Cytoskeletons are essential components of cells that perform a variety of tasks, and artificial cytoskeletons that perform these functions are required for the bottom-up assembly of synthetic cells. Now, a multi-functional cytoskeleton mimic has been engineered from DNA, consisting of confined DNA filaments that are capable of reversible self-assembly and transport of gold nanoparticles and vesicular cargo.

Jun 21, 2022

Atom Scale Manufacturing: The Path to Ultimate Green Technologies | Robert Wolkow | TEDxYYC

Posted by in categories: nanotechnology, particle physics, quantum physics

Manufacturing with atoms has been the siren’s call for many researchers who believed it was the key that could unlock enormous new potential in how we build things. We could develop products that are perfectly precise, contain zero waste and that are 1000x more energy efficient. The problem has always been the same: How? Until now. Wolkow has taken a leading role in laying a new, stable foundation for the world to begin building on the tiniest of scales. Robert Wolkow is a Professor in the Department of Physics, iCORE Chair of Nanoscale Information and Communications Technology at the University of Alberta and Fellow of the Royal Society of Canada. He is also the Principal Research Officer and Nanoelectronics Program Coordinator at the NRC Nanotechnology Research Centre (NRC-NANO), AITF Industrial Chair in Atom Scale Fabrication and CTO of Quantum Silicon Inc.

An award-winning innovator, Wolkow has had a leading role in discovering, altering and deploying atom scale properties of silicon. His years of fundamental advances have laid a broad foundation for practical applications.
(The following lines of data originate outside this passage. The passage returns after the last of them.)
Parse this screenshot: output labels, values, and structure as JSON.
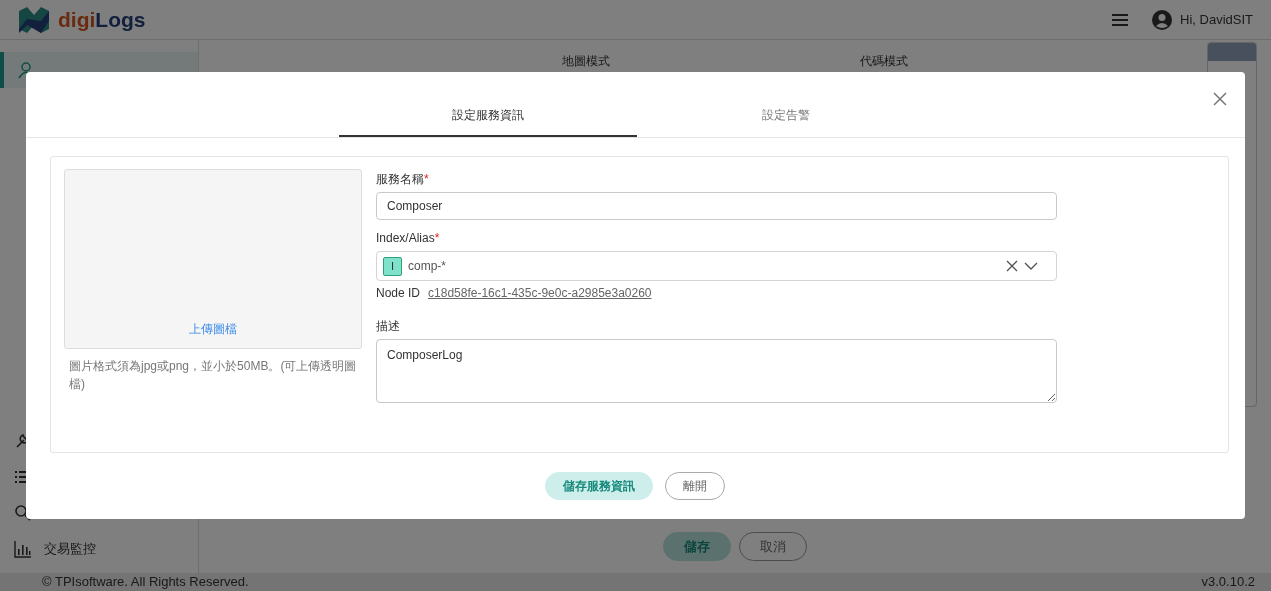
{
  "header": {
    "logo": {
      "prefix": "digi",
      "suffix": "Logs"
    },
    "user": "Hi, DavidSIT"
  },
  "sidebar": {
    "items": [
      {
        "selected": true
      },
      {
        "selected": false
      },
      {
        "selected": false
      },
      {
        "selected": false
      },
      {
        "label": "交易監控",
        "selected": false
      }
    ]
  },
  "main": {
    "tabs": [
      "地圖模式",
      "代碼模式"
    ],
    "buttons": [
      {
        "label": "儲存",
        "kind": "primary"
      },
      {
        "label": "取消",
        "kind": "secondary"
      }
    ]
  },
  "footer": {
    "copyright": "© TPIsoftware. All Rights Reserved.",
    "version": "v3.0.10.2"
  },
  "dialog": {
    "tabs": [
      {
        "label": "設定服務資訊",
        "selected": true
      },
      {
        "label": "設定告警",
        "selected": false
      }
    ],
    "upload": {
      "link": "上傳圖檔",
      "hint": "圖片格式須為jpg或png，並小於50MB。(可上傳透明圖檔)"
    },
    "fields": [
      {
        "kind": "text",
        "label": "服務名稱",
        "required_mark": "*",
        "value": "Composer"
      },
      {
        "kind": "tags",
        "label": "Index/Alias",
        "required_mark": "*",
        "tags": [
          {
            "badge": "I",
            "text": "comp-*"
          }
        ],
        "node_id": {
          "label": "Node ID",
          "value": "c18d58fe-16c1-435c-9e0c-a2985e3a0260"
        }
      },
      {
        "kind": "textarea",
        "label": "描述",
        "value": "ComposerLog"
      }
    ],
    "buttons": [
      {
        "label": "儲存服務資訊",
        "kind": "primary"
      },
      {
        "label": "離開",
        "kind": "secondary"
      }
    ]
  }
}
This talk was given at a TEDx event using the TED conference format but independently organized by a local community.

Page 2 of 17912345678Last